Health Articles

Dry Eye  (Keratitis Sicca)

by Anne Jones RN, BSNE

Keratitis Sicca affects many Bichons, especially as they grow older. The common name is dry eye. As with other eye diseases, the first sign may be redness in the eye, along with a discharge. The discharge may be thickened and white, yellow (may indicate infection) or clear (excessive tears). Your veterinarian can determine if there is need for antibiotic for infection or may refer you to an ophthalmologist for a more thorough examination.

The thick white discharge is probably keratitis sicca, caused by a lack of tear production. It may be inherited, may be autoimmune in nature or may be from drying caused by extensive use of antiallergy medications. It can be short term or chronic. A test, called the Schirmer tear production test, involves inserting a dye embedded paper beneath the lower lid to mesure the amount of tears being produced. It is fast and inexpensive. Lack of tears can cause a corneal ulcer to form and this can last for weeks and may result in permanent scarring of the cornea if untreated. Scar tissue can impair the vision.

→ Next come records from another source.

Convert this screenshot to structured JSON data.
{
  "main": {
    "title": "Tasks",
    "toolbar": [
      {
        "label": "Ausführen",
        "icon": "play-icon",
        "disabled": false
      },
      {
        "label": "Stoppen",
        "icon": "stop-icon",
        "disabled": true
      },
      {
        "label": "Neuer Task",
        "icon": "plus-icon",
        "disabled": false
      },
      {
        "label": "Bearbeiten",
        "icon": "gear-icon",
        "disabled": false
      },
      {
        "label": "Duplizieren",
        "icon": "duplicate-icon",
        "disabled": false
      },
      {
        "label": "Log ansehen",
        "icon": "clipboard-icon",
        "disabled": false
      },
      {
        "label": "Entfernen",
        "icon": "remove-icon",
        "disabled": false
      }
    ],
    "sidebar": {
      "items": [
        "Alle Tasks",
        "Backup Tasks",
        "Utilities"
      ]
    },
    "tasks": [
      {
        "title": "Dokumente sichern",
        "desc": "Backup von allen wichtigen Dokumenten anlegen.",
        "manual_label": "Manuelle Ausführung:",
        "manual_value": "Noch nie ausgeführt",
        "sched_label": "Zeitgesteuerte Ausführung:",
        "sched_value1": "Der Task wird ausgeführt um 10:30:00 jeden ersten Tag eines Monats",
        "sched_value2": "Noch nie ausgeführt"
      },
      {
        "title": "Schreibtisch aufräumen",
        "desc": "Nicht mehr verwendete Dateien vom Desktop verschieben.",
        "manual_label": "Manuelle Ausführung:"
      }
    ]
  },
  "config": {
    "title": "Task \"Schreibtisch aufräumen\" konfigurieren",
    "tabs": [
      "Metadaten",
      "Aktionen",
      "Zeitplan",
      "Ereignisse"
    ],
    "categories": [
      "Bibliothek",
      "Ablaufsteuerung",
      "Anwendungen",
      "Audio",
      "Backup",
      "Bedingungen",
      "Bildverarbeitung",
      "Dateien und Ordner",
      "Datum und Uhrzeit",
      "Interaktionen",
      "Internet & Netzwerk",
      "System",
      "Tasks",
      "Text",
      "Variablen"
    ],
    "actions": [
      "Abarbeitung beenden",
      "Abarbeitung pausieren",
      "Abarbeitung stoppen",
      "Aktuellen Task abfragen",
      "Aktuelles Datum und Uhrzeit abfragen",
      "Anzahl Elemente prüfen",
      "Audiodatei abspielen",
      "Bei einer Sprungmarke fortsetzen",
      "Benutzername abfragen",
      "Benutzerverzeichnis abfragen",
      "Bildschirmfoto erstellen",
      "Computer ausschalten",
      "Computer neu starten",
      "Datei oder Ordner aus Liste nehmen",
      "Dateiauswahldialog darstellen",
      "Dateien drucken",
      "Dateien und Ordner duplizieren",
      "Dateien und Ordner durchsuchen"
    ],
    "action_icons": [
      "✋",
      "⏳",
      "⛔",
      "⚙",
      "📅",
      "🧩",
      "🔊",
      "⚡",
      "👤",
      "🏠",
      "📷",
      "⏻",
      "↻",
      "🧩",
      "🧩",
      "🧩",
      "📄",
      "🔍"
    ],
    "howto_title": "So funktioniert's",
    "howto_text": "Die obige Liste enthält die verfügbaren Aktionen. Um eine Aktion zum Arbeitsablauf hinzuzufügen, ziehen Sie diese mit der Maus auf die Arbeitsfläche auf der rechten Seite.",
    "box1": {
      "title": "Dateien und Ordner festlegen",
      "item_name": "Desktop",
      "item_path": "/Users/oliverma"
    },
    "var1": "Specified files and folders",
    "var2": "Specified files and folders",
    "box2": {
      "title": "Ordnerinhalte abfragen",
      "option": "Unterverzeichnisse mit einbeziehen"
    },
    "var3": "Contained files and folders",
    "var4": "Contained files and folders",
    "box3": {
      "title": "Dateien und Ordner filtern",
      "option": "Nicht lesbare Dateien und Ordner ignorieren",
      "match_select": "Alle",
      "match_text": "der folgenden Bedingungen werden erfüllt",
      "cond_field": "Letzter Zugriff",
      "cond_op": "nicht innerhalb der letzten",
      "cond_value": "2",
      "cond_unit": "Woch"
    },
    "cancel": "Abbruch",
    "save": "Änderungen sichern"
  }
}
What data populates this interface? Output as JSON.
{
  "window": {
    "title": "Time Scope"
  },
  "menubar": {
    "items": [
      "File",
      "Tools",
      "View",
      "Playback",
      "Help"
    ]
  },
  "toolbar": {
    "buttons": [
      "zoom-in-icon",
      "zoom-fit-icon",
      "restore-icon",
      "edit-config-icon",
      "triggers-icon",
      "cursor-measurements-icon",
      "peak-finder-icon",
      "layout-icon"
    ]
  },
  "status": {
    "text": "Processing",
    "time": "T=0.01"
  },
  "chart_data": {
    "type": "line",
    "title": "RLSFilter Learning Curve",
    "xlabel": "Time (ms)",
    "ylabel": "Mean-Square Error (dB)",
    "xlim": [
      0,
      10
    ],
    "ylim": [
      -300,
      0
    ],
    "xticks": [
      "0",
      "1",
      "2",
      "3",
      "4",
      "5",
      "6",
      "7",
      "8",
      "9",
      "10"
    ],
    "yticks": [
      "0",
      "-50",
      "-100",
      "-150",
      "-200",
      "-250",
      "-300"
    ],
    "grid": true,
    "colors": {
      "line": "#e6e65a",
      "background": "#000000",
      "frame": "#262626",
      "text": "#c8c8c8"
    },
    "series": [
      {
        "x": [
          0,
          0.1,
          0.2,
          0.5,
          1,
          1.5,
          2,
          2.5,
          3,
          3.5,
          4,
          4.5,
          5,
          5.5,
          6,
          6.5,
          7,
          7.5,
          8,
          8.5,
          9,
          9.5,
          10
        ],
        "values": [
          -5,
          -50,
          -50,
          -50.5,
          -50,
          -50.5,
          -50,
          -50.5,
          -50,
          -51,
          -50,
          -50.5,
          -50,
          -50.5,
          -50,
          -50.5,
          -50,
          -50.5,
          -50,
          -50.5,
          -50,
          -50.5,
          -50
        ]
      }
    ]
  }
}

Treatment for dry eye will be long term and will likely involve the use of prescription eye drops twice a day. The drug used is a solution of cyclosporine (brand name Optimune). Human artificial tears, preferably the ointment kind in a tube, can help in the short term. The use of antibiotics is necessary only when there is an infection. Artificial tears used for temporary relief associated with the use of antihistamines will not prevent corneal ulceration in the dog with chronic keratitis sicca.